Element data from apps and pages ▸
▼

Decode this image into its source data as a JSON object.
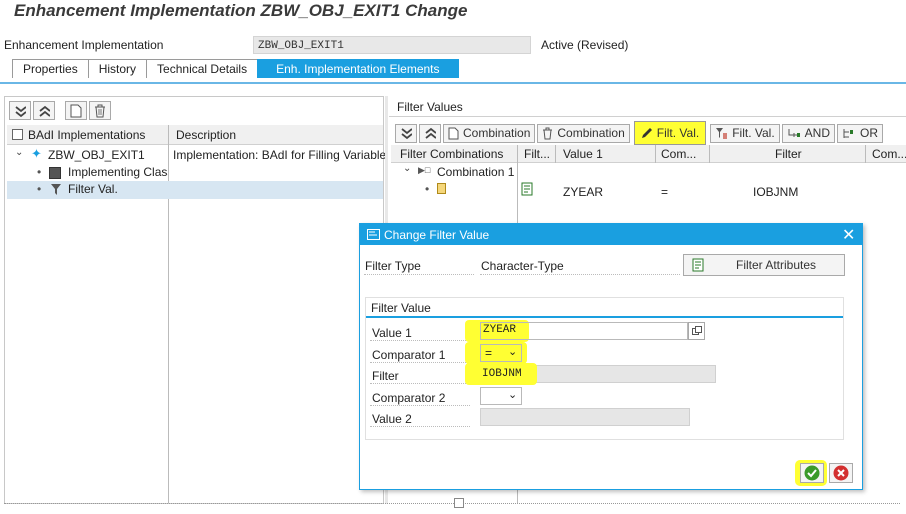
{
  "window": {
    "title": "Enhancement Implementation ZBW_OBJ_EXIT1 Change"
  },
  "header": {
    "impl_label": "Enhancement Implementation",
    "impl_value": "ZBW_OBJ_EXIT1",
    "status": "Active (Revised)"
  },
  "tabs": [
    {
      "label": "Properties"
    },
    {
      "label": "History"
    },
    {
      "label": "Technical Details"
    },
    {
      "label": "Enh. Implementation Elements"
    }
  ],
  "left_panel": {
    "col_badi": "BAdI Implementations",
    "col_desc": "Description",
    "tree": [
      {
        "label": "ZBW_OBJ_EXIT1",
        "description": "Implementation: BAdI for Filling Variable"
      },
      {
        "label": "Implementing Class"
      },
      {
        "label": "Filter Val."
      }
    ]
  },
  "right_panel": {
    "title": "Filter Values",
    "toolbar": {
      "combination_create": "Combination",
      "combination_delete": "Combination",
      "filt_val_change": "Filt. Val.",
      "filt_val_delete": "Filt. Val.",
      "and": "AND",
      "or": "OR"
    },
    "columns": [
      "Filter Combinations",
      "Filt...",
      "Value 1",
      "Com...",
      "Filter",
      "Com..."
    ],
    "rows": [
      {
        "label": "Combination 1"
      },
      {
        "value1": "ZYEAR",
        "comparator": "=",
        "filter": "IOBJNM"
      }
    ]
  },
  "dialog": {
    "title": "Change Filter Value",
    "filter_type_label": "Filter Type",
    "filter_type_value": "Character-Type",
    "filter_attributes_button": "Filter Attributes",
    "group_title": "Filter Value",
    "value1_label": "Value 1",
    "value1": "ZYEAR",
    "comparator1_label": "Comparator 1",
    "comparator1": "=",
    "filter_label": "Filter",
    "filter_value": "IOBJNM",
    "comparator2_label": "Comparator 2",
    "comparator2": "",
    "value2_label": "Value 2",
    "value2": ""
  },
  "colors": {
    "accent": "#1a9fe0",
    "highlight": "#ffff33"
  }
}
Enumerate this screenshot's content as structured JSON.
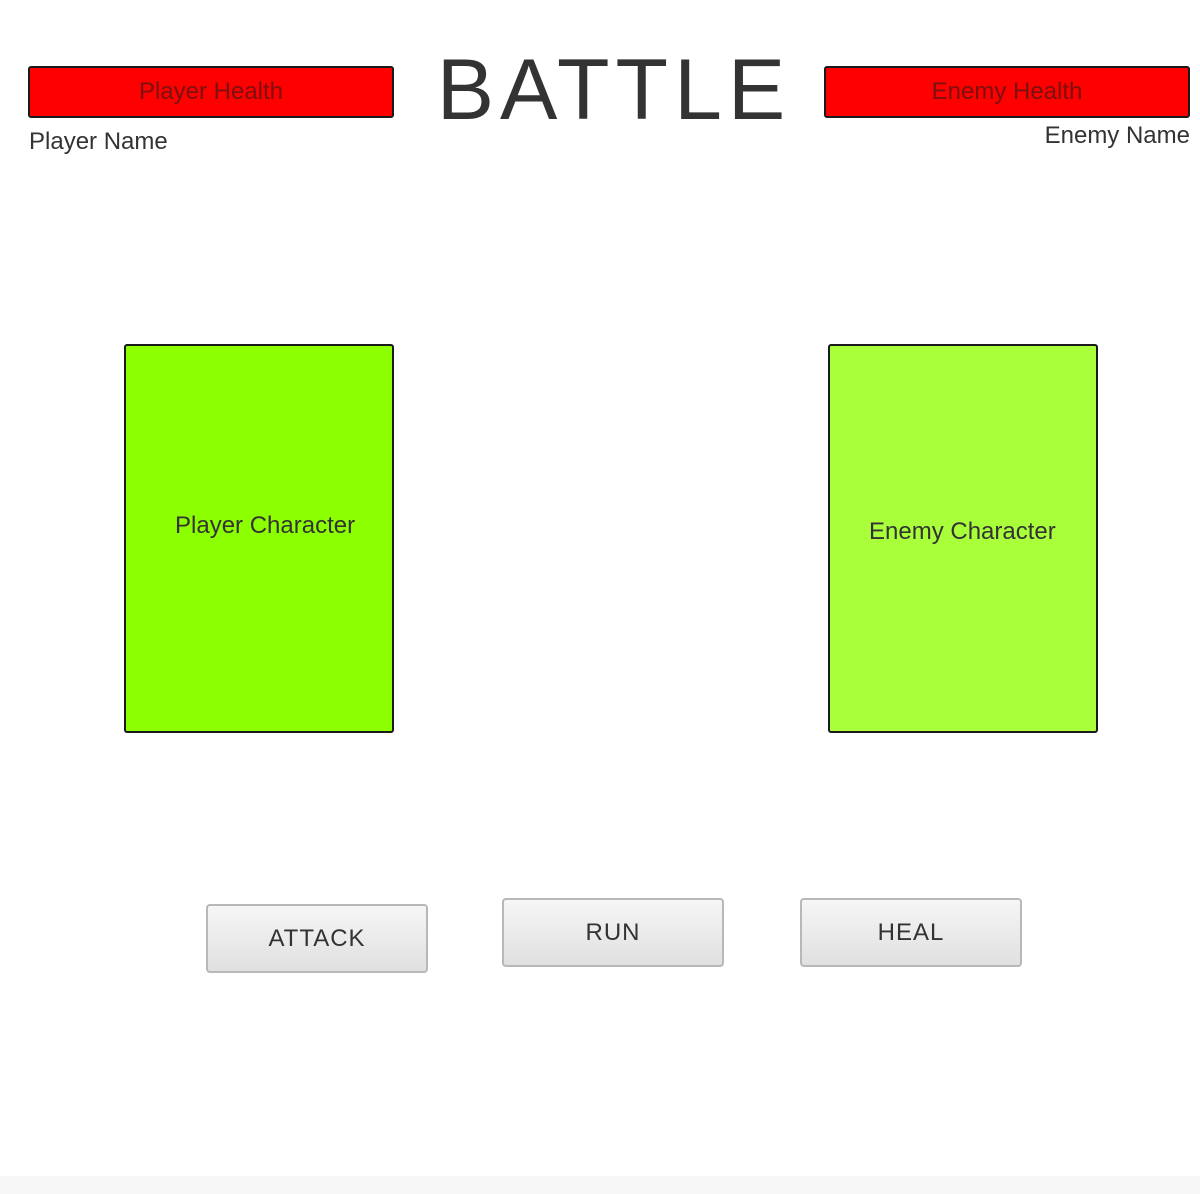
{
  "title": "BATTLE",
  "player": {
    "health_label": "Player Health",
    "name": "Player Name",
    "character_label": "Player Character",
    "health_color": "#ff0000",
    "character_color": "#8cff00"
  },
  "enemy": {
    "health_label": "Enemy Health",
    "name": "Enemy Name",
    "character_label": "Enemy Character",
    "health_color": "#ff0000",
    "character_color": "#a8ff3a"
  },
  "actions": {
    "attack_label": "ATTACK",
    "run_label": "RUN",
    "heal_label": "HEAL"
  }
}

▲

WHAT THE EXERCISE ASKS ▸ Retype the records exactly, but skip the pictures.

SOLUTION TO THIS TASK ▸
Decode this image into its source data as a JSON object.
{
  "window": {
    "title": "Enhancement Implementation ZBW_OBJ_EXIT1 Change"
  },
  "header": {
    "impl_label": "Enhancement Implementation",
    "impl_value": "ZBW_OBJ_EXIT1",
    "status": "Active (Revised)"
  },
  "tabs": [
    {
      "label": "Properties"
    },
    {
      "label": "History"
    },
    {
      "label": "Technical Details"
    },
    {
      "label": "Enh. Implementation Elements"
    }
  ],
  "left_panel": {
    "col_badi": "BAdI Implementations",
    "col_desc": "Description",
    "tree": [
      {
        "label": "ZBW_OBJ_EXIT1",
        "description": "Implementation: BAdI for Filling Variable"
      },
      {
        "label": "Implementing Class"
      },
      {
        "label": "Filter Val."
      }
    ]
  },
  "right_panel": {
    "title": "Filter Values",
    "toolbar": {
      "combination_create": "Combination",
      "combination_delete": "Combination",
      "filt_val_change": "Filt. Val.",
      "filt_val_delete": "Filt. Val.",
      "and": "AND",
      "or": "OR"
    },
    "columns": [
      "Filter Combinations",
      "Filt...",
      "Value 1",
      "Com...",
      "Filter",
      "Com..."
    ],
    "rows": [
      {
        "label": "Combination 1"
      },
      {
        "value1": "ZYEAR",
        "comparator": "=",
        "filter": "IOBJNM"
      }
    ]
  },
  "dialog": {
    "title": "Change Filter Value",
    "filter_type_label": "Filter Type",
    "filter_type_value": "Character-Type",
    "filter_attributes_button": "Filter Attributes",
    "group_title": "Filter Value",
    "value1_label": "Value 1",
    "value1": "ZYEAR",
    "comparator1_label": "Comparator 1",
    "comparator1": "=",
    "filter_label": "Filter",
    "filter_value": "IOBJNM",
    "comparator2_label": "Comparator 2",
    "comparator2": "",
    "value2_label": "Value 2",
    "value2": ""
  },
  "colors": {
    "accent": "#1a9fe0",
    "highlight": "#ffff33"
  }
}
Enumerate this screenshot's content as structured JSON.
{
  "title": "BATTLE",
  "player": {
    "health_label": "Player Health",
    "name": "Player Name",
    "character_label": "Player Character",
    "health_color": "#ff0000",
    "character_color": "#8cff00"
  },
  "enemy": {
    "health_label": "Enemy Health",
    "name": "Enemy Name",
    "character_label": "Enemy Character",
    "health_color": "#ff0000",
    "character_color": "#a8ff3a"
  },
  "actions": {
    "attack_label": "ATTACK",
    "run_label": "RUN",
    "heal_label": "HEAL"
  }
}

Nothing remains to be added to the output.